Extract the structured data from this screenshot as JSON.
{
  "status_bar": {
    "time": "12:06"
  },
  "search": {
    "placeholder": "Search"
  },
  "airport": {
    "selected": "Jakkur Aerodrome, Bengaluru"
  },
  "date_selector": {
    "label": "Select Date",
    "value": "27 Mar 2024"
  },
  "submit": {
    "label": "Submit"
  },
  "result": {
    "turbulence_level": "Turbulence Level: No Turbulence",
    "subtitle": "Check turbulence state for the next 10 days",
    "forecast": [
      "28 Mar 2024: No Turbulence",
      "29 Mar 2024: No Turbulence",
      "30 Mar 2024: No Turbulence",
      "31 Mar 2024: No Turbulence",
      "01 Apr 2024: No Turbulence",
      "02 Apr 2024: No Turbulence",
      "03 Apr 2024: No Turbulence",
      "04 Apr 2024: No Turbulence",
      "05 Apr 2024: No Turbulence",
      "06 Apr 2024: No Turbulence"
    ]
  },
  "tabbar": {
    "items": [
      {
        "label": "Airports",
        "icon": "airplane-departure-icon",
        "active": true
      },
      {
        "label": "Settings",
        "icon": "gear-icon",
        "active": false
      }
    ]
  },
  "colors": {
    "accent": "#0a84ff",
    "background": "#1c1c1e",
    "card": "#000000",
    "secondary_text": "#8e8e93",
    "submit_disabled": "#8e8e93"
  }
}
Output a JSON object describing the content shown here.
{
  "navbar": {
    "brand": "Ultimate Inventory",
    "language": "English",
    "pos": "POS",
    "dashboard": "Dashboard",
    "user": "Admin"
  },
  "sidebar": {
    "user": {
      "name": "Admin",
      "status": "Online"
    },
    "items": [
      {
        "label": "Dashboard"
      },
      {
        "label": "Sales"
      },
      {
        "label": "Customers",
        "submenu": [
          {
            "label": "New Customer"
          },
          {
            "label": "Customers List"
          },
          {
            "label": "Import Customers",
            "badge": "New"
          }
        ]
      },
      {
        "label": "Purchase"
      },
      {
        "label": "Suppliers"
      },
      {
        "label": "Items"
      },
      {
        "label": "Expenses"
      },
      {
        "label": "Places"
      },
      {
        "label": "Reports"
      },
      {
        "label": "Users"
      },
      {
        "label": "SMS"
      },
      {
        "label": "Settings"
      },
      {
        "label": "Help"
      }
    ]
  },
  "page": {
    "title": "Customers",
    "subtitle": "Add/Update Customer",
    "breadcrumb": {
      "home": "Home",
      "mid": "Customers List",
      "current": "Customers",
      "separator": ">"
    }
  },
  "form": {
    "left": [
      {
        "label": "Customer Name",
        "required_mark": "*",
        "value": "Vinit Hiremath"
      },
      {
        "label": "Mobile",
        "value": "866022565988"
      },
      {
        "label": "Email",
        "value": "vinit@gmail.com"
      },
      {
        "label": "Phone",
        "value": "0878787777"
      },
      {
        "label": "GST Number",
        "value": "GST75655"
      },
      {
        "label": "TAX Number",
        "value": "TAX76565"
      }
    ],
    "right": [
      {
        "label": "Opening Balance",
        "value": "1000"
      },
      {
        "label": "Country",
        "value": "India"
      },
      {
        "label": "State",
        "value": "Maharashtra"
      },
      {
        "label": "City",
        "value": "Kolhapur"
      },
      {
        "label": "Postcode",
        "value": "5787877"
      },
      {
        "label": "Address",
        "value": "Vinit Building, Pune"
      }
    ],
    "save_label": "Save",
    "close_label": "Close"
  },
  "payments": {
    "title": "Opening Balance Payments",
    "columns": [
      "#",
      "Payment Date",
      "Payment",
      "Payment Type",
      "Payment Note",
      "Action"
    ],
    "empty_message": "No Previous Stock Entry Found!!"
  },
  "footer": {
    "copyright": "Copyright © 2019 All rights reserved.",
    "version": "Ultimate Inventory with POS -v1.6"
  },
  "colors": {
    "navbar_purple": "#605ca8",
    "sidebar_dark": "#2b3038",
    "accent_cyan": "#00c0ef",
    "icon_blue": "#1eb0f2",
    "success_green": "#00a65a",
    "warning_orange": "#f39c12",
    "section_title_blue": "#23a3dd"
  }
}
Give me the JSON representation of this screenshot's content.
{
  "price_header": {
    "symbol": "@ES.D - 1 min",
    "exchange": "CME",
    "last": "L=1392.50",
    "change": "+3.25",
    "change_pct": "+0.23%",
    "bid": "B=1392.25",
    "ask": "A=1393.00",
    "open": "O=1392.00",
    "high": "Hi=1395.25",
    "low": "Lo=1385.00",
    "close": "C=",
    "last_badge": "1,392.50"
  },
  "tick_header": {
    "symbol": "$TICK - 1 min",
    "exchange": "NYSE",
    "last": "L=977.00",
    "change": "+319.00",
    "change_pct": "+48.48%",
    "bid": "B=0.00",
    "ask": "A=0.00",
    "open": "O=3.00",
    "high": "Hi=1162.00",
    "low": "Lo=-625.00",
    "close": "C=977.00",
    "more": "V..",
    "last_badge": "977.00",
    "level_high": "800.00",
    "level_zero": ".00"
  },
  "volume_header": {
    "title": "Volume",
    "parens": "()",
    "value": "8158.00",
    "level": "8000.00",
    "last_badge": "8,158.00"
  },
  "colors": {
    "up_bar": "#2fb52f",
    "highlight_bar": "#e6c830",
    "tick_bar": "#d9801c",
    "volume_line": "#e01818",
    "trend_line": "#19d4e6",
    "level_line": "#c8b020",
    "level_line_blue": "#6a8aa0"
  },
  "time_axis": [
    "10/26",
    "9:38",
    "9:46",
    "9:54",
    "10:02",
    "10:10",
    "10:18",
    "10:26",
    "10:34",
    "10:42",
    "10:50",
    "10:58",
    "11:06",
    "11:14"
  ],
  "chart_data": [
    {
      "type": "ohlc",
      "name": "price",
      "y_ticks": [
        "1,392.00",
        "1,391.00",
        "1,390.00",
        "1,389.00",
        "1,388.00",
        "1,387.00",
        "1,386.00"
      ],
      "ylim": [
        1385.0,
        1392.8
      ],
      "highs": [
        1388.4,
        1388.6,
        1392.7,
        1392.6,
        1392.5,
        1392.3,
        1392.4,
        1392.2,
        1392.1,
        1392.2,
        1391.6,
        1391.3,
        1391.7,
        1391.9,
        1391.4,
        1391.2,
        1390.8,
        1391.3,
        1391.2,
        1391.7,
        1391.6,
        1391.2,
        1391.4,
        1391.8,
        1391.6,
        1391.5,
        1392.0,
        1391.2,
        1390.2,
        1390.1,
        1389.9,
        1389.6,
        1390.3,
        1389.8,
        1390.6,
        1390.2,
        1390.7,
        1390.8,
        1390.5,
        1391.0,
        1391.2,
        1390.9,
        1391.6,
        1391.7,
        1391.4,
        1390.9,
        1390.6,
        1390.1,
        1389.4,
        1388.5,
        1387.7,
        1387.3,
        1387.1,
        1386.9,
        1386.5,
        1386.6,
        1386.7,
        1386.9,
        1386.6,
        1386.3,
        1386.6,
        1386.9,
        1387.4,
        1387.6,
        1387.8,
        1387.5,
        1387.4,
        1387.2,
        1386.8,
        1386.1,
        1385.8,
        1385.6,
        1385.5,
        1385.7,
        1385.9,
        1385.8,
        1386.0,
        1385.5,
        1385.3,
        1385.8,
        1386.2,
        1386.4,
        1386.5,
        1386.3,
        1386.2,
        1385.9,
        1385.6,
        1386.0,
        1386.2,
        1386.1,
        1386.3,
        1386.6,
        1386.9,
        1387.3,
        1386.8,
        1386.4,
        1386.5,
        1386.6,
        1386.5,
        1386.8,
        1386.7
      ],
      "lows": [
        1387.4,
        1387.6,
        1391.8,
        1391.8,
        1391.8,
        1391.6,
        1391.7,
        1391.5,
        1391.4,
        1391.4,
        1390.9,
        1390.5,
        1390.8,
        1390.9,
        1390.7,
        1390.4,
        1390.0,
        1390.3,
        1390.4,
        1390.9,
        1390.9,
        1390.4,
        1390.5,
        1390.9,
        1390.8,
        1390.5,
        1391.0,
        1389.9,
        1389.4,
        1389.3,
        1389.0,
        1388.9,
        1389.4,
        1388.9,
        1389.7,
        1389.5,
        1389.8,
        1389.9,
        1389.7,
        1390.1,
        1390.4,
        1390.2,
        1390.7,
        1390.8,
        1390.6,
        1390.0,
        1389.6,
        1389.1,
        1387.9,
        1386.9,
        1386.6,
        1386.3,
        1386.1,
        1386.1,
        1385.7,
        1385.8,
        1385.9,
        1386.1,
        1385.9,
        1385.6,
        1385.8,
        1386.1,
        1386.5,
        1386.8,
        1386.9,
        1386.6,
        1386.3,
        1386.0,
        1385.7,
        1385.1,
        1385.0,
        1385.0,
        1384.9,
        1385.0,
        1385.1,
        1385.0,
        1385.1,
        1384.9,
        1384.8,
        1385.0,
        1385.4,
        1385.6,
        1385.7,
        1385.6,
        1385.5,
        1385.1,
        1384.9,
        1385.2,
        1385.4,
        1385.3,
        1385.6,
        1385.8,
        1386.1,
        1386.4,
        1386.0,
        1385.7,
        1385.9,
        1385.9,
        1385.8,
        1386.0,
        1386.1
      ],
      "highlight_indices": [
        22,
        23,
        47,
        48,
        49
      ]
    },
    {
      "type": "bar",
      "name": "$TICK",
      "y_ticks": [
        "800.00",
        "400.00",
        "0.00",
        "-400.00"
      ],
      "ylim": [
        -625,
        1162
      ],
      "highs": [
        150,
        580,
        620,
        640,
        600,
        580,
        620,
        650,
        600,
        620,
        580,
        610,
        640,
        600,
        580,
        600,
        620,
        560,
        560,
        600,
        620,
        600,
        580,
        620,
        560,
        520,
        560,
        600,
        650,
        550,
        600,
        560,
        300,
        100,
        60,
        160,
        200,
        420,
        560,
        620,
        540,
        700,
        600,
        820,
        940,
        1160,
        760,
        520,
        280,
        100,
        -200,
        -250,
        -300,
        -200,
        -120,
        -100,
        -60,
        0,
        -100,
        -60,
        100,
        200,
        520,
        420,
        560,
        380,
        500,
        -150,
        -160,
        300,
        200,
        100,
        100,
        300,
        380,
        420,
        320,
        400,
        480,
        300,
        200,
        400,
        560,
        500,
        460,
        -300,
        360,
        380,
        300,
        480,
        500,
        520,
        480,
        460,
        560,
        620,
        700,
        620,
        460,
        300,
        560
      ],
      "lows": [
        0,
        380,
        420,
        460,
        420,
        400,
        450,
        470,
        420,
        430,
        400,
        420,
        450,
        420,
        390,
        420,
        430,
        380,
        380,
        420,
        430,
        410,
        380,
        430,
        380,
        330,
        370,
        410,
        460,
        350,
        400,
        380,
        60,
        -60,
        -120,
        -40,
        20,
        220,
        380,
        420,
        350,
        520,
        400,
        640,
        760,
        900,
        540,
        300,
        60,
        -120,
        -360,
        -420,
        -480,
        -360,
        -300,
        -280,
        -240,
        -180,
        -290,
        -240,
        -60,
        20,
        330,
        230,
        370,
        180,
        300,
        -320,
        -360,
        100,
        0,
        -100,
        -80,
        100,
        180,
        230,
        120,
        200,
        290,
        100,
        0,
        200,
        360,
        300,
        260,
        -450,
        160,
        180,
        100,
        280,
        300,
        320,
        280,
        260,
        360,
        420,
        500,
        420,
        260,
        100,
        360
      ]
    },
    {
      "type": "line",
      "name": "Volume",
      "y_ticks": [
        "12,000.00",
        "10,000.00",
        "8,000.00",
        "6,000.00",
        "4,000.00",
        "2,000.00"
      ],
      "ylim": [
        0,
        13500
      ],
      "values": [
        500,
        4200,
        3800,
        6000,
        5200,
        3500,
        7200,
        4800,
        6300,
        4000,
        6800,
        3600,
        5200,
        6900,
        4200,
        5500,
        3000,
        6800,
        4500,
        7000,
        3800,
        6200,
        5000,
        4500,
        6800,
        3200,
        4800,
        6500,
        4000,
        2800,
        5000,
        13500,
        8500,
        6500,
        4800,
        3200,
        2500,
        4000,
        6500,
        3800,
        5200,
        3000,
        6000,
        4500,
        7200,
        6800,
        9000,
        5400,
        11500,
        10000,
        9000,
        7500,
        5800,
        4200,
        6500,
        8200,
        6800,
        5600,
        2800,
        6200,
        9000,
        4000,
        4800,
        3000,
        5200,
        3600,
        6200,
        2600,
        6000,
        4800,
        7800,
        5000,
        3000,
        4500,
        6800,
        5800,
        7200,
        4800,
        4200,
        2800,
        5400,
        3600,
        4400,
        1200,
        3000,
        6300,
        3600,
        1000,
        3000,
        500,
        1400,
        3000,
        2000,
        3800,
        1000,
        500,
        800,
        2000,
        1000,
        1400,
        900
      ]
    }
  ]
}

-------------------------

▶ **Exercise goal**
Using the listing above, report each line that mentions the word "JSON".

▶ **Exercise solution**
Extract the structured data from this screenshot as JSON.
Output a JSON object describing the content shown here.
Give me the JSON representation of this screenshot's content.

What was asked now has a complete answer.